Start of Material for this task
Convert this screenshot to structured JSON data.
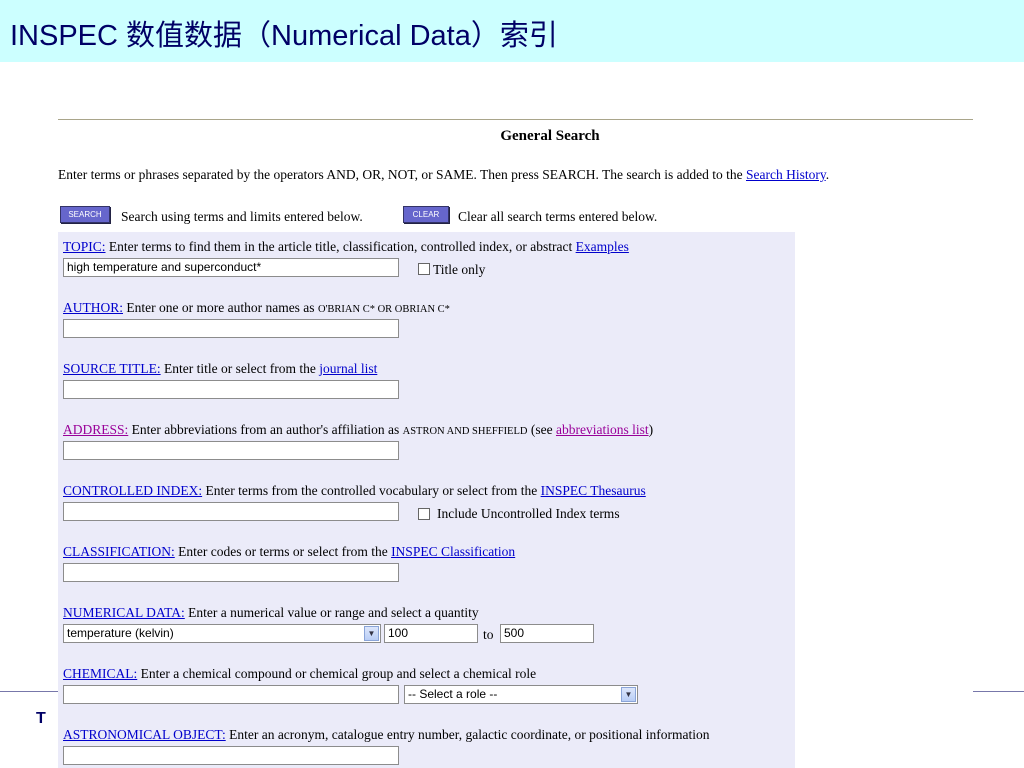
{
  "slide": {
    "title": "INSPEC 数值数据（Numerical Data）索引",
    "footer_logo": "T",
    "header_bg": "#ccffff"
  },
  "search": {
    "heading": "General Search",
    "intro_text": "Enter terms or phrases separated by the operators AND, OR, NOT, or SAME. Then press SEARCH. The search is added to the ",
    "intro_link": "Search History",
    "intro_end": ".",
    "search_button": "SEARCH",
    "search_desc": "Search using terms and limits entered below.",
    "clear_button": "CLEAR",
    "clear_desc": "Clear all search terms entered below."
  },
  "fields": {
    "topic": {
      "label": "TOPIC:",
      "desc": " Enter terms to find them in the article title, classification, controlled index, or abstract  ",
      "link": "Examples",
      "value": "high temperature and superconduct*",
      "checkbox_label": "Title only"
    },
    "author": {
      "label": "AUTHOR:",
      "desc": " Enter one or more author names as ",
      "example": "O'BRIAN C* OR OBRIAN C*",
      "value": ""
    },
    "source_title": {
      "label": "SOURCE TITLE:",
      "desc": " Enter title or select from the ",
      "link": "journal list",
      "value": ""
    },
    "address": {
      "label": "ADDRESS:",
      "desc": " Enter abbreviations from an author's affiliation as ",
      "example": "ASTRON AND SHEFFIELD",
      "desc2": " (see ",
      "link": "abbreviations list",
      "desc3": ")",
      "value": ""
    },
    "controlled_index": {
      "label": "CONTROLLED INDEX:",
      "desc": " Enter terms from the controlled vocabulary or select from the ",
      "link": "INSPEC Thesaurus",
      "value": "",
      "checkbox_label": "Include Uncontrolled Index terms"
    },
    "classification": {
      "label": "CLASSIFICATION:",
      "desc": " Enter codes or terms or select from the ",
      "link": "INSPEC Classification",
      "value": ""
    },
    "numerical_data": {
      "label": "NUMERICAL DATA:",
      "desc": " Enter a numerical value or range and select a quantity",
      "quantity": "temperature (kelvin)",
      "from_value": "100",
      "to_label": "to",
      "to_value": "500"
    },
    "chemical": {
      "label": "CHEMICAL:",
      "desc": " Enter a chemical compound or chemical group and select a chemical role",
      "value": "",
      "role": "-- Select a role --"
    },
    "astronomical_object": {
      "label": "ASTRONOMICAL OBJECT:",
      "desc": " Enter an acronym, catalogue entry number, galactic coordinate, or positional information",
      "value": ""
    }
  },
  "colors": {
    "link": "#0000cc",
    "visited_link": "#990099",
    "panel_bg": "#ebebf9",
    "button_bg": "#6666cc"
  }
}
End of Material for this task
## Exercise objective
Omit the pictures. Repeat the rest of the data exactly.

## Exercise answer
Convert this screenshot to structured JSON data.
{
  "slide": {
    "title": "INSPEC 数值数据（Numerical Data）索引",
    "footer_logo": "T",
    "header_bg": "#ccffff"
  },
  "search": {
    "heading": "General Search",
    "intro_text": "Enter terms or phrases separated by the operators AND, OR, NOT, or SAME. Then press SEARCH. The search is added to the ",
    "intro_link": "Search History",
    "intro_end": ".",
    "search_button": "SEARCH",
    "search_desc": "Search using terms and limits entered below.",
    "clear_button": "CLEAR",
    "clear_desc": "Clear all search terms entered below."
  },
  "fields": {
    "topic": {
      "label": "TOPIC:",
      "desc": " Enter terms to find them in the article title, classification, controlled index, or abstract  ",
      "link": "Examples",
      "value": "high temperature and superconduct*",
      "checkbox_label": "Title only"
    },
    "author": {
      "label": "AUTHOR:",
      "desc": " Enter one or more author names as ",
      "example": "O'BRIAN C* OR OBRIAN C*",
      "value": ""
    },
    "source_title": {
      "label": "SOURCE TITLE:",
      "desc": " Enter title or select from the ",
      "link": "journal list",
      "value": ""
    },
    "address": {
      "label": "ADDRESS:",
      "desc": " Enter abbreviations from an author's affiliation as ",
      "example": "ASTRON AND SHEFFIELD",
      "desc2": " (see ",
      "link": "abbreviations list",
      "desc3": ")",
      "value": ""
    },
    "controlled_index": {
      "label": "CONTROLLED INDEX:",
      "desc": " Enter terms from the controlled vocabulary or select from the ",
      "link": "INSPEC Thesaurus",
      "value": "",
      "checkbox_label": "Include Uncontrolled Index terms"
    },
    "classification": {
      "label": "CLASSIFICATION:",
      "desc": " Enter codes or terms or select from the ",
      "link": "INSPEC Classification",
      "value": ""
    },
    "numerical_data": {
      "label": "NUMERICAL DATA:",
      "desc": " Enter a numerical value or range and select a quantity",
      "quantity": "temperature (kelvin)",
      "from_value": "100",
      "to_label": "to",
      "to_value": "500"
    },
    "chemical": {
      "label": "CHEMICAL:",
      "desc": " Enter a chemical compound or chemical group and select a chemical role",
      "value": "",
      "role": "-- Select a role --"
    },
    "astronomical_object": {
      "label": "ASTRONOMICAL OBJECT:",
      "desc": " Enter an acronym, catalogue entry number, galactic coordinate, or positional information",
      "value": ""
    }
  },
  "colors": {
    "link": "#0000cc",
    "visited_link": "#990099",
    "panel_bg": "#ebebf9",
    "button_bg": "#6666cc"
  }
}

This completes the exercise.